● **WORK ORDER**: Show each line of the listing in which the word "that" occurs.

● **RECORDS SHOWN**:
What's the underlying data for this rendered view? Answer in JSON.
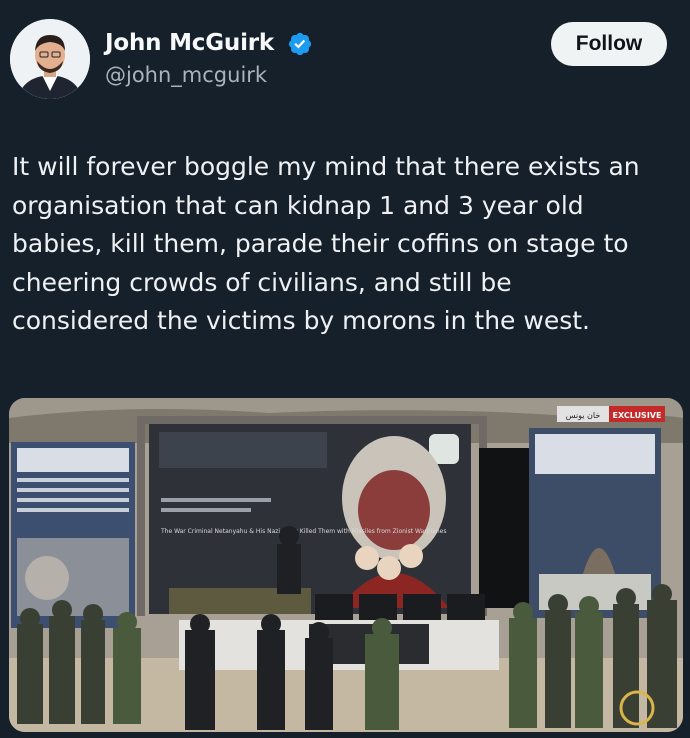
{
  "author": {
    "display_name": "John McGuirk",
    "handle": "@john_mcguirk",
    "verified": true,
    "verified_color": "#1d9bf0",
    "avatar_icon": "profile-photo"
  },
  "follow_button": {
    "label": "Follow"
  },
  "tweet": {
    "lines": [
      "It will forever boggle my mind that there exists an",
      "organisation that can kidnap 1 and 3 year old",
      "babies, kill them, parade their coffins on stage to",
      "cheering crowds of civilians, and still be",
      "considered the victims by morons in the west."
    ]
  },
  "media": {
    "badge_exclusive": "EXCLUSIVE",
    "badge_arabic": "خان يونس",
    "banner_english": "The War Criminal Netanyahu & His Nazi Army Killed Them with Missiles from Zionist Warplanes"
  },
  "colors": {
    "background": "#15202b",
    "text": "#e7e9ea",
    "secondary_text": "#a8b3bd",
    "button_bg": "#eff3f4"
  }
}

● **WRITTEN ANSWER**:
      "It will forever boggle my mind that there exists an",
      "organisation that can kidnap 1 and 3 year old",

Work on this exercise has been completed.